### GIVEN INFORMATION ###

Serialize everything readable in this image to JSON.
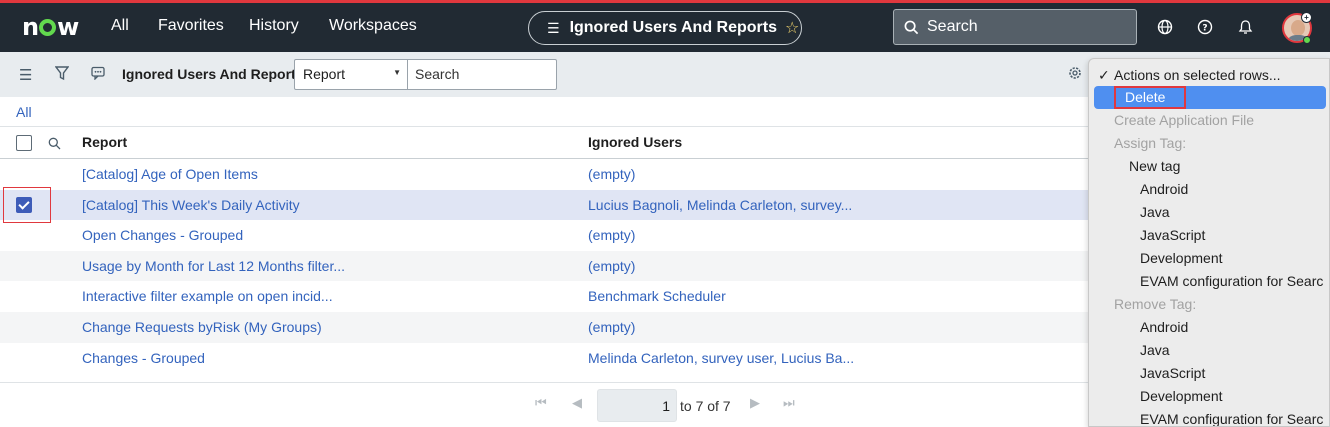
{
  "nav": {
    "logo": "now",
    "links": [
      "All",
      "Favorites",
      "History",
      "Workspaces"
    ],
    "title": "Ignored Users And Reports",
    "search_label": "Search",
    "icons": [
      "globe-icon",
      "help-icon",
      "bell-icon"
    ]
  },
  "toolbar": {
    "list_title": "Ignored Users And Reports",
    "field_select": "Report",
    "search_placeholder": "Search"
  },
  "breadcrumb": "All",
  "table": {
    "columns": [
      "Report",
      "Ignored Users"
    ],
    "rows": [
      {
        "report": "[Catalog] Age of Open Items",
        "users": "(empty)",
        "checked": false
      },
      {
        "report": "[Catalog] This Week's Daily Activity",
        "users": "Lucius Bagnoli, Melinda Carleton, survey...",
        "checked": true
      },
      {
        "report": "Open Changes - Grouped",
        "users": "(empty)",
        "checked": false
      },
      {
        "report": "Usage by Month for Last 12 Months filter...",
        "users": "(empty)",
        "checked": false
      },
      {
        "report": "Interactive filter example on open incid...",
        "users": "Benchmark Scheduler",
        "checked": false
      },
      {
        "report": "Change Requests byRisk (My Groups)",
        "users": "(empty)",
        "checked": false
      },
      {
        "report": "Changes - Grouped",
        "users": "Melinda Carleton, survey user, Lucius Ba...",
        "checked": false
      }
    ]
  },
  "pager": {
    "current": "1",
    "range_text": "to 7 of 7"
  },
  "menu": {
    "items": [
      {
        "label": "Actions on selected rows...",
        "kind": "check"
      },
      {
        "label": "Delete",
        "kind": "highlight"
      },
      {
        "label": "Create Application File",
        "kind": "disabled"
      },
      {
        "label": "Assign Tag:",
        "kind": "disabled"
      },
      {
        "label": "New tag",
        "kind": "level1"
      },
      {
        "label": "Android",
        "kind": "level2"
      },
      {
        "label": "Java",
        "kind": "level2"
      },
      {
        "label": "JavaScript",
        "kind": "level2"
      },
      {
        "label": "Development",
        "kind": "level2"
      },
      {
        "label": "EVAM configuration for Searc",
        "kind": "level2"
      },
      {
        "label": "Remove Tag:",
        "kind": "disabled"
      },
      {
        "label": "Android",
        "kind": "level2"
      },
      {
        "label": "Java",
        "kind": "level2"
      },
      {
        "label": "JavaScript",
        "kind": "level2"
      },
      {
        "label": "Development",
        "kind": "level2"
      },
      {
        "label": "EVAM configuration for Searc",
        "kind": "level2"
      }
    ]
  },
  "colors": {
    "nav_bg": "#212a33",
    "accent_red": "#e0383e",
    "link_blue": "#3363bd",
    "menu_highlight": "#4f8ff0"
  }
}
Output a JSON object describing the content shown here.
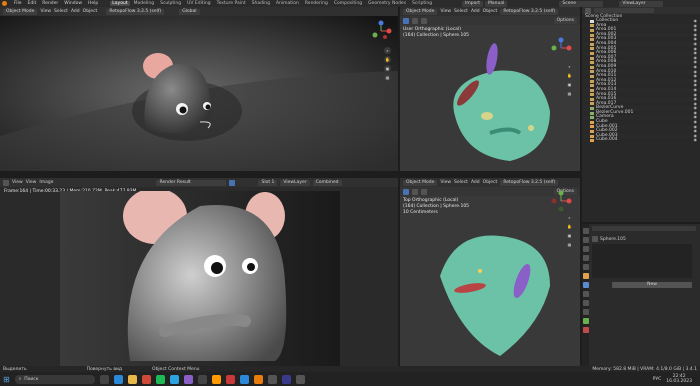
{
  "menu": [
    "File",
    "Edit",
    "Render",
    "Window",
    "Help"
  ],
  "workspaces": [
    "Layout",
    "Modeling",
    "Sculpting",
    "UV Editing",
    "Texture Paint",
    "Shading",
    "Animation",
    "Rendering",
    "Compositing",
    "Geometry Nodes",
    "Scripting"
  ],
  "active_workspace": "Layout",
  "top_right": {
    "import": "Import",
    "manual": "Manual",
    "scene": "Scene",
    "view_layer": "ViewLayer"
  },
  "viewport_tl": {
    "mode": "Object Mode",
    "menus": [
      "View",
      "Select",
      "Add",
      "Object"
    ],
    "addon": "RetopoFlow 3.2.5 (self)",
    "transform": "Global"
  },
  "viewport_tr": {
    "mode": "Object Mode",
    "menus": [
      "View",
      "Select",
      "Add",
      "Object"
    ],
    "addon": "RetopoFlow 3.2.5 (self)",
    "options": "Options",
    "info1": "User Orthographic (Local)",
    "info2": "(164) Collection | Sphere.105"
  },
  "viewport_br": {
    "mode": "Object Mode",
    "menus": [
      "View",
      "Select",
      "Add",
      "Object"
    ],
    "addon": "RetopoFlow 3.2.5 (self)",
    "options": "Options",
    "info1": "Top Orthographic (Local)",
    "info2": "(164) Collection | Sphere.105",
    "info3": "10 Centimeters"
  },
  "render_view": {
    "menus": [
      "View",
      "View",
      "Image"
    ],
    "image": "Render Result",
    "slot": "Slot 1",
    "layer": "ViewLayer",
    "pass": "Combined",
    "status": "Frame:164 | Time:00:33.23 | Mem:210.72M, Peak:477.93M"
  },
  "outliner": {
    "title": "Scene Collection",
    "rows": [
      "Collection",
      "Area",
      "Area.001",
      "Area.002",
      "Area.003",
      "Area.004",
      "Area.005",
      "Area.006",
      "Area.007",
      "Area.008",
      "Area.009",
      "Area.010",
      "Area.011",
      "Area.012",
      "Area.013",
      "Area.014",
      "Area.015",
      "Area.016",
      "Area.017",
      "BezierCurve",
      "BezierCurve.001",
      "Camera",
      "Cube",
      "Cube.001",
      "Cube.002",
      "Cube.003",
      "Cube.004"
    ]
  },
  "properties": {
    "object_name": "Sphere.105",
    "add_button": "New"
  },
  "statusbar": {
    "left": "Выделить",
    "mid1": "Повернуть вид",
    "mid2": "Object Context Menu",
    "right": "Memory: 582.8 MiB | VRAM: 4.1/8.0 GiB | 3.4.1"
  },
  "taskbar": {
    "search": "Поиск",
    "lang": "РУС",
    "time": "22:42",
    "date": "16.03.2023"
  },
  "colors": {
    "accent": "#4772b3",
    "mouse_body": "#6cc2a6",
    "ear": "#8a5fc7",
    "pink_ear": "#e8a8a0"
  }
}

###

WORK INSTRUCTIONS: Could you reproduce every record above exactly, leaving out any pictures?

ANSWER TO THIS TASK:
Serialize everything readable in this image to JSON.
{
  "nav": {
    "logo": "now",
    "links": [
      "All",
      "Favorites",
      "History",
      "Workspaces"
    ],
    "title": "Ignored Users And Reports",
    "search_label": "Search",
    "icons": [
      "globe-icon",
      "help-icon",
      "bell-icon"
    ]
  },
  "toolbar": {
    "list_title": "Ignored Users And Reports",
    "field_select": "Report",
    "search_placeholder": "Search"
  },
  "breadcrumb": "All",
  "table": {
    "columns": [
      "Report",
      "Ignored Users"
    ],
    "rows": [
      {
        "report": "[Catalog] Age of Open Items",
        "users": "(empty)",
        "checked": false
      },
      {
        "report": "[Catalog] This Week's Daily Activity",
        "users": "Lucius Bagnoli, Melinda Carleton, survey...",
        "checked": true
      },
      {
        "report": "Open Changes - Grouped",
        "users": "(empty)",
        "checked": false
      },
      {
        "report": "Usage by Month for Last 12 Months filter...",
        "users": "(empty)",
        "checked": false
      },
      {
        "report": "Interactive filter example on open incid...",
        "users": "Benchmark Scheduler",
        "checked": false
      },
      {
        "report": "Change Requests byRisk (My Groups)",
        "users": "(empty)",
        "checked": false
      },
      {
        "report": "Changes - Grouped",
        "users": "Melinda Carleton, survey user, Lucius Ba...",
        "checked": false
      }
    ]
  },
  "pager": {
    "current": "1",
    "range_text": "to 7 of 7"
  },
  "menu": {
    "items": [
      {
        "label": "Actions on selected rows...",
        "kind": "check"
      },
      {
        "label": "Delete",
        "kind": "highlight"
      },
      {
        "label": "Create Application File",
        "kind": "disabled"
      },
      {
        "label": "Assign Tag:",
        "kind": "disabled"
      },
      {
        "label": "New tag",
        "kind": "level1"
      },
      {
        "label": "Android",
        "kind": "level2"
      },
      {
        "label": "Java",
        "kind": "level2"
      },
      {
        "label": "JavaScript",
        "kind": "level2"
      },
      {
        "label": "Development",
        "kind": "level2"
      },
      {
        "label": "EVAM configuration for Searc",
        "kind": "level2"
      },
      {
        "label": "Remove Tag:",
        "kind": "disabled"
      },
      {
        "label": "Android",
        "kind": "level2"
      },
      {
        "label": "Java",
        "kind": "level2"
      },
      {
        "label": "JavaScript",
        "kind": "level2"
      },
      {
        "label": "Development",
        "kind": "level2"
      },
      {
        "label": "EVAM configuration for Searc",
        "kind": "level2"
      }
    ]
  },
  "colors": {
    "nav_bg": "#212a33",
    "accent_red": "#e0383e",
    "link_blue": "#3363bd",
    "menu_highlight": "#4f8ff0"
  }
}
Output a JSON object describing the content shown here.
{
  "menu": [
    "File",
    "Edit",
    "Render",
    "Window",
    "Help"
  ],
  "workspaces": [
    "Layout",
    "Modeling",
    "Sculpting",
    "UV Editing",
    "Texture Paint",
    "Shading",
    "Animation",
    "Rendering",
    "Compositing",
    "Geometry Nodes",
    "Scripting"
  ],
  "active_workspace": "Layout",
  "top_right": {
    "import": "Import",
    "manual": "Manual",
    "scene": "Scene",
    "view_layer": "ViewLayer"
  },
  "viewport_tl": {
    "mode": "Object Mode",
    "menus": [
      "View",
      "Select",
      "Add",
      "Object"
    ],
    "addon": "RetopoFlow 3.2.5 (self)",
    "transform": "Global"
  },
  "viewport_tr": {
    "mode": "Object Mode",
    "menus": [
      "View",
      "Select",
      "Add",
      "Object"
    ],
    "addon": "RetopoFlow 3.2.5 (self)",
    "options": "Options",
    "info1": "User Orthographic (Local)",
    "info2": "(164) Collection | Sphere.105"
  },
  "viewport_br": {
    "mode": "Object Mode",
    "menus": [
      "View",
      "Select",
      "Add",
      "Object"
    ],
    "addon": "RetopoFlow 3.2.5 (self)",
    "options": "Options",
    "info1": "Top Orthographic (Local)",
    "info2": "(164) Collection | Sphere.105",
    "info3": "10 Centimeters"
  },
  "render_view": {
    "menus": [
      "View",
      "View",
      "Image"
    ],
    "image": "Render Result",
    "slot": "Slot 1",
    "layer": "ViewLayer",
    "pass": "Combined",
    "status": "Frame:164 | Time:00:33.23 | Mem:210.72M, Peak:477.93M"
  },
  "outliner": {
    "title": "Scene Collection",
    "rows": [
      "Collection",
      "Area",
      "Area.001",
      "Area.002",
      "Area.003",
      "Area.004",
      "Area.005",
      "Area.006",
      "Area.007",
      "Area.008",
      "Area.009",
      "Area.010",
      "Area.011",
      "Area.012",
      "Area.013",
      "Area.014",
      "Area.015",
      "Area.016",
      "Area.017",
      "BezierCurve",
      "BezierCurve.001",
      "Camera",
      "Cube",
      "Cube.001",
      "Cube.002",
      "Cube.003",
      "Cube.004"
    ]
  },
  "properties": {
    "object_name": "Sphere.105",
    "add_button": "New"
  },
  "statusbar": {
    "left": "Выделить",
    "mid1": "Повернуть вид",
    "mid2": "Object Context Menu",
    "right": "Memory: 582.8 MiB | VRAM: 4.1/8.0 GiB | 3.4.1"
  },
  "taskbar": {
    "search": "Поиск",
    "lang": "РУС",
    "time": "22:42",
    "date": "16.03.2023"
  },
  "colors": {
    "accent": "#4772b3",
    "mouse_body": "#6cc2a6",
    "ear": "#8a5fc7",
    "pink_ear": "#e8a8a0"
  }
}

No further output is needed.